For the 4K wide angle camera, you’re able to shoot in up to 4K (well, duh), which looks sharper than the 360’s 5.7K footage due to it pointing in just one direction with a narrower field-of-view; the top frame rate is 200fps (but again, you’ll have to dial the resolution down to achieve that).
Excellent image stabilisation, decent auto-stitching (as long as you don’t try and film things too close to the 360 camera) and the brilliant “invisible selfie stick” feature make shooting compelling clips a doddle. You don’t need to do a lot except point the camera where you want it – and in fact, with the 360 module you don’t even really need to do that.
Actual image quality is decent rather than stunning, with the sort of detail levels and colours we’d expect to see out-of-the-box from a small action camera. There are HDR and Night Mode alternatives to regular shooting, which add some processing jiggery pokery to proceedings in order to improve clarity in tricky conditions.
We suspect the 1-inch module provides a sharper, cleaner image than either of the ones we’ve used here (that’s kind of its whole deal), but for an action cam we think the 360 and 4K modules are absolutely fine. You can of course edit the files yourself if you’re that way inclined, with RAW stills and flat log videos available.

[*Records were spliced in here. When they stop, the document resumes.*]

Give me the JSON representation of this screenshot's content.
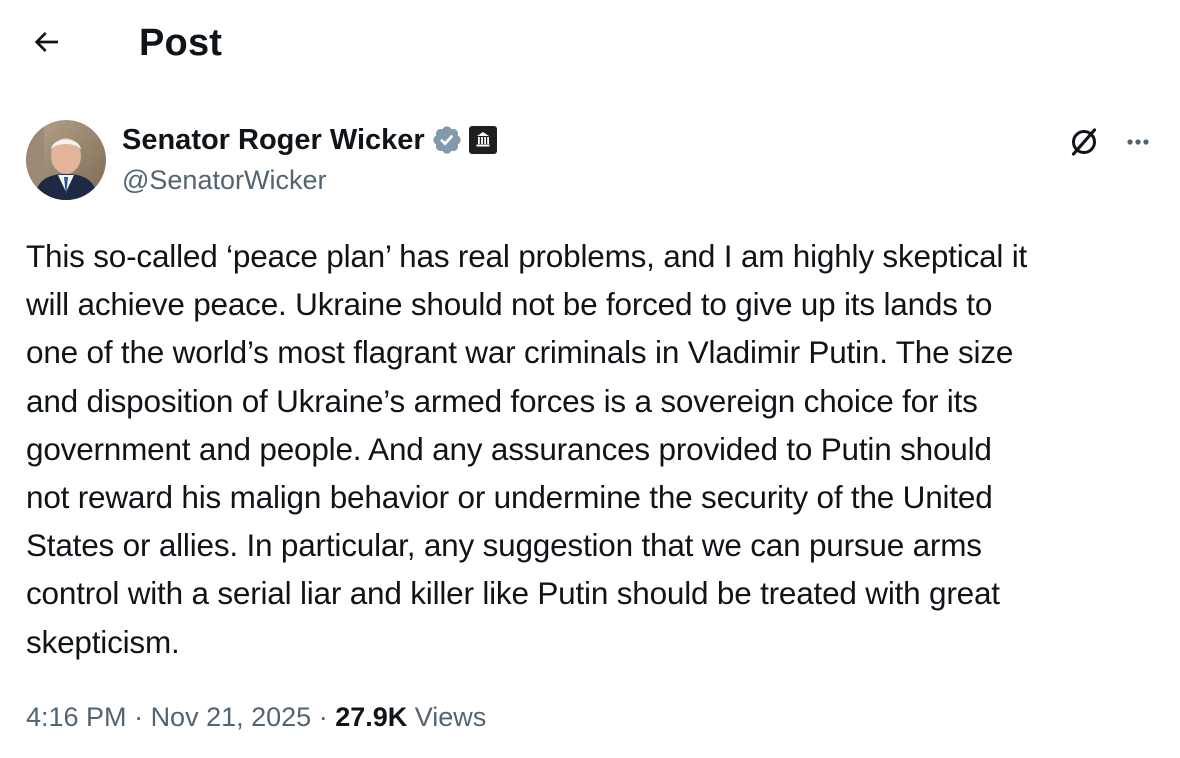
{
  "header": {
    "back_icon": "arrow-left-icon",
    "title": "Post"
  },
  "author": {
    "display_name": "Senator Roger Wicker",
    "handle": "@SenatorWicker",
    "verified_icon": "verified-badge-icon",
    "verified_color": "#829aab",
    "affiliation_icon": "government-building-icon"
  },
  "actions": {
    "grok_icon": "grok-icon",
    "more_icon": "more-horizontal-icon"
  },
  "post": {
    "text": "This so-called ‘peace plan’ has real problems, and I am highly skeptical it\nwill achieve peace. Ukraine should not be forced to give up its lands to\none of the world’s most flagrant war criminals in Vladimir Putin. The size\nand disposition of Ukraine’s armed forces is a sovereign choice for its\ngovernment and people. And any assurances provided to Putin should\nnot reward his malign behavior or undermine the security of the United\nStates or allies. In particular, any suggestion that we can pursue arms\ncontrol with a serial liar and killer like Putin should be treated with great\nskepticism."
  },
  "meta": {
    "time": "4:16 PM",
    "separator": " · ",
    "date": "Nov 21, 2025",
    "views_count": "27.9K",
    "views_label": " Views"
  },
  "colors": {
    "text_primary": "#0f1419",
    "text_secondary": "#536471",
    "background": "#ffffff"
  }
}
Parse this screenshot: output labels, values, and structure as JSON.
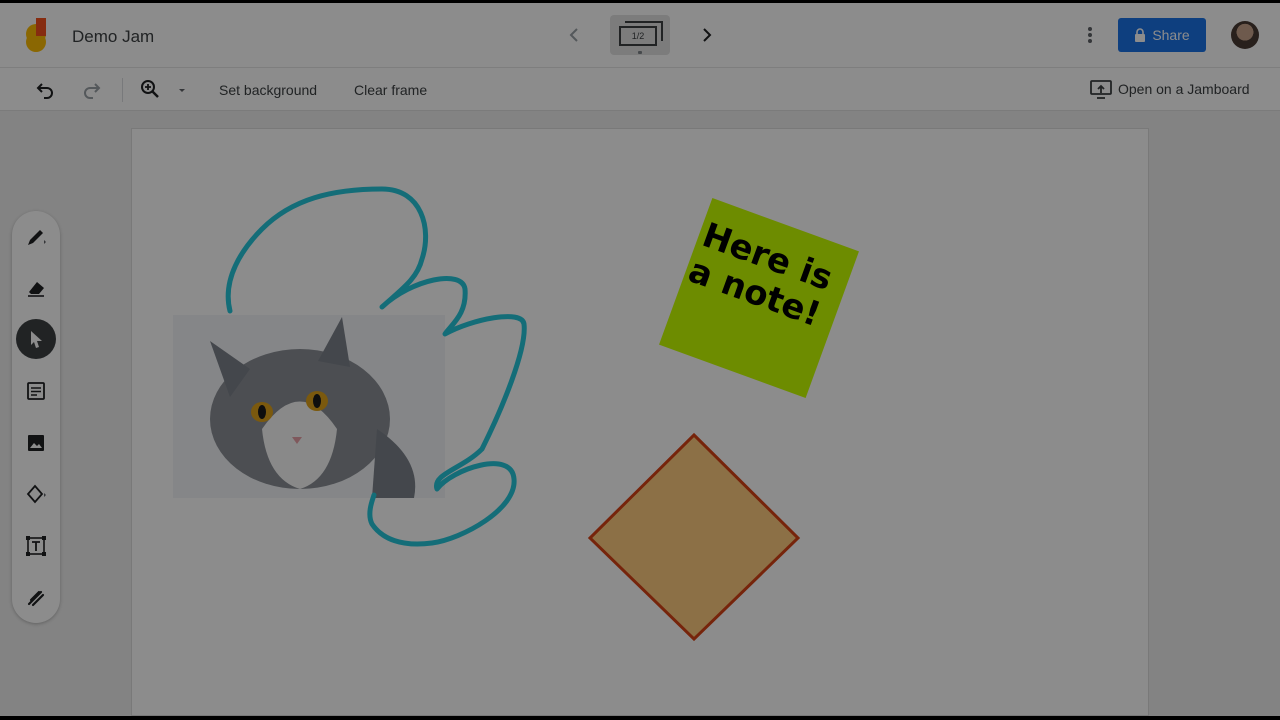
{
  "app": {
    "title": "Demo Jam",
    "logo_icon": "jamboard-logo-icon"
  },
  "frame_nav": {
    "counter": "1/2",
    "prev_icon": "chevron-left-icon",
    "next_icon": "chevron-right-icon"
  },
  "header_actions": {
    "share_label": "Share",
    "share_icon": "lock-icon",
    "more_icon": "more-vert-icon",
    "avatar_icon": "user-avatar"
  },
  "toolbar": {
    "undo_icon": "undo-icon",
    "redo_icon": "redo-icon",
    "zoom_icon": "zoom-icon",
    "set_background": "Set background",
    "clear_frame": "Clear frame",
    "open_on_jamboard": "Open on a Jamboard"
  },
  "tools": [
    {
      "name": "pen-tool",
      "icon": "pen-icon",
      "active": false
    },
    {
      "name": "eraser-tool",
      "icon": "eraser-icon",
      "active": false
    },
    {
      "name": "select-tool",
      "icon": "cursor-icon",
      "active": true
    },
    {
      "name": "sticky-note-tool",
      "icon": "note-icon",
      "active": false
    },
    {
      "name": "image-tool",
      "icon": "image-icon",
      "active": false
    },
    {
      "name": "shape-tool",
      "icon": "diamond-icon",
      "active": false
    },
    {
      "name": "text-box-tool",
      "icon": "text-box-icon",
      "active": false
    },
    {
      "name": "laser-tool",
      "icon": "laser-icon",
      "active": false
    }
  ],
  "canvas": {
    "sticky_note_line1": "Here is",
    "sticky_note_line2": "a note!",
    "sticky_color": "#c6ff00",
    "drawing_color": "#26c6da",
    "diamond_fill": "#ffcc80",
    "diamond_stroke": "#d84315",
    "image_label": "cat photo"
  },
  "colors": {
    "accent": "#1a73e8"
  }
}
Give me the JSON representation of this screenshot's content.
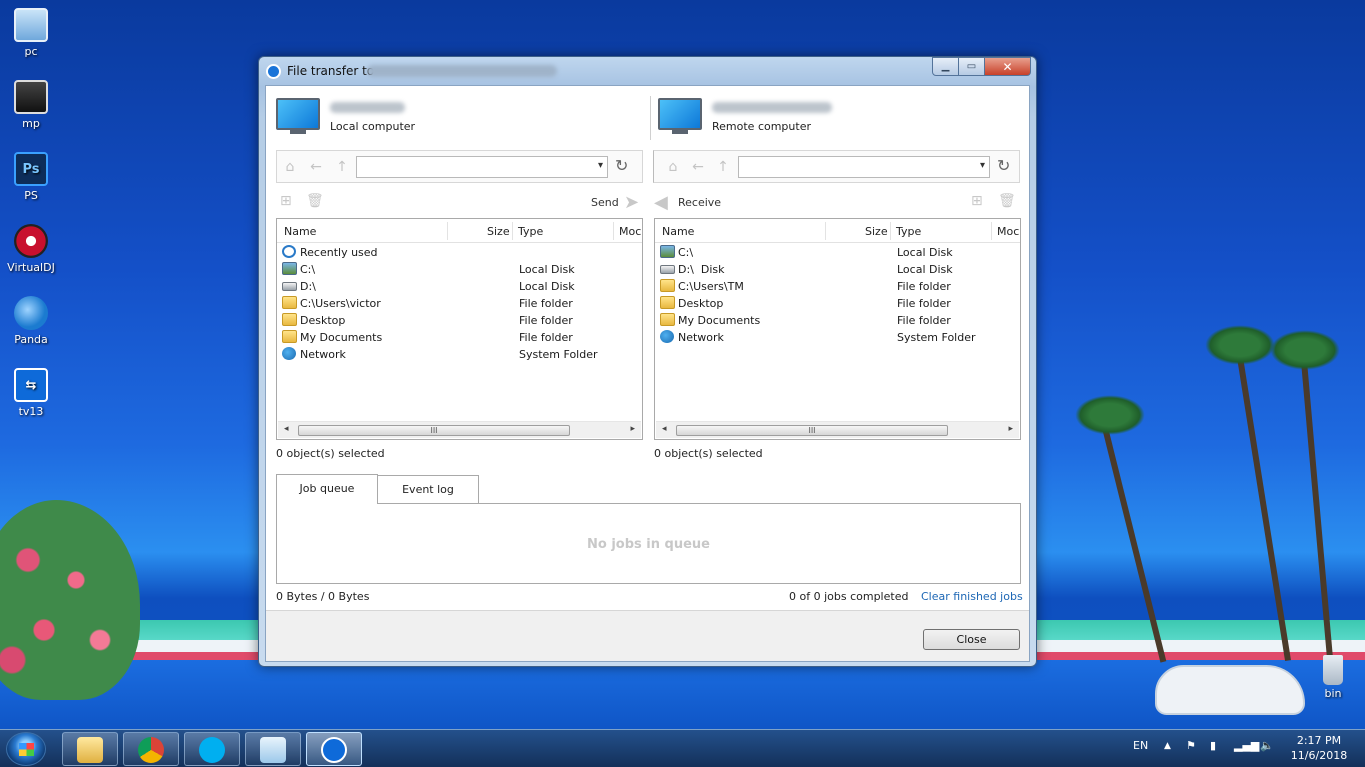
{
  "desktop": {
    "icons": [
      {
        "label": "pc",
        "icon": "computer-icon",
        "color": "#6fa8dc"
      },
      {
        "label": "mp",
        "icon": "media-player-icon",
        "color": "#2c2c2c"
      },
      {
        "label": "PS",
        "icon": "photoshop-icon",
        "color": "#0d3a7a"
      },
      {
        "label": "VirtualDJ",
        "icon": "virtualdj-icon",
        "color": "#c8102e"
      },
      {
        "label": "Panda",
        "icon": "panda-antivirus-icon",
        "color": "#1b7bd0"
      },
      {
        "label": "tv13",
        "icon": "teamviewer-icon",
        "color": "#0e6ad9"
      }
    ],
    "ps_glyph": "Ps",
    "recycle_label": "bin"
  },
  "window": {
    "title": "File transfer to",
    "buttons": {
      "minimize": "▁",
      "maximize": "▭",
      "close": "✕"
    }
  },
  "local": {
    "label": "Local computer",
    "send_label": "Send",
    "columns": {
      "name": "Name",
      "size": "Size",
      "type": "Type",
      "modified": "Moc"
    },
    "rows": [
      {
        "name": "Recently used",
        "type": "",
        "icon": "recent"
      },
      {
        "name": "C:\\",
        "type": "Local Disk",
        "icon": "sysdisk"
      },
      {
        "name": "D:\\",
        "type": "Local Disk",
        "icon": "disk"
      },
      {
        "name": "C:\\Users\\victor",
        "type": "File folder",
        "icon": "folder"
      },
      {
        "name": "Desktop",
        "type": "File folder",
        "icon": "folder"
      },
      {
        "name": "My Documents",
        "type": "File folder",
        "icon": "docs"
      },
      {
        "name": "Network",
        "type": "System Folder",
        "icon": "net"
      }
    ],
    "selected": "0 object(s) selected"
  },
  "remote": {
    "label": "Remote computer",
    "receive_label": "Receive",
    "columns": {
      "name": "Name",
      "size": "Size",
      "type": "Type",
      "modified": "Moc"
    },
    "rows": [
      {
        "name": "C:\\",
        "type": "Local Disk",
        "icon": "sysdisk"
      },
      {
        "name": "D:\\  Disk",
        "type": "Local Disk",
        "icon": "disk"
      },
      {
        "name": "C:\\Users\\TM",
        "type": "File folder",
        "icon": "folder"
      },
      {
        "name": "Desktop",
        "type": "File folder",
        "icon": "folder"
      },
      {
        "name": "My Documents",
        "type": "File folder",
        "icon": "docs"
      },
      {
        "name": "Network",
        "type": "System Folder",
        "icon": "net"
      }
    ],
    "selected": "0 object(s) selected"
  },
  "tabs": {
    "job_queue": "Job queue",
    "event_log": "Event log"
  },
  "queue": {
    "empty_text": "No jobs in queue",
    "bytes": "0 Bytes / 0 Bytes",
    "jobs": "0 of 0 jobs completed",
    "clear_link": "Clear finished jobs"
  },
  "close_label": "Close",
  "taskbar": {
    "language": "EN",
    "time": "2:17 PM",
    "date": "11/6/2018",
    "tray_up": "▲",
    "apps": [
      {
        "name": "explorer",
        "color": "#e8c05a"
      },
      {
        "name": "chrome",
        "color": "#dd4b39"
      },
      {
        "name": "skype",
        "color": "#00aff0"
      },
      {
        "name": "notepad",
        "color": "#a8d0f0"
      },
      {
        "name": "teamviewer",
        "color": "#0e6ad9"
      }
    ]
  },
  "scrollbar": {
    "left": "◂",
    "right": "▸",
    "grip": "III"
  },
  "glyphs": {
    "home": "⌂",
    "back": "←",
    "up": "↑",
    "dropdown": "▾",
    "refresh": "↻",
    "new_folder": "⊞",
    "delete": "🗑",
    "send_arrow": "➤",
    "receive_arrow": "◀"
  }
}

One thing to note: we did experience some issues with the app crashing or the camera failing to make a recording via the app. We were using a pre-release version of the app at the time, so we can only hope that Insta360 continues to improve the software and firmware throughout the One R’s life cycle.
Insta360 One R verdict
There’s a lot to be said for versatility and user friendliness in an action camera, and the One R delivers on both fronts. It’d take us a month or two to really explore everything this camera can do – and with the firmware and app being frequently updated, even more features and shooting modes could be added in the near future.
As an alternative to a GoPro Hero, the One R is definitely a strong shout – particularly if you see yourself shooting a lot of 360 videos or photos. We suspect GoPro’s reputation for reliability and all-round performance will keep it as the go-to choice for action cam buyers, but if Insta360 continues to support and improve upon its products, it may overtake its closest rival very soon.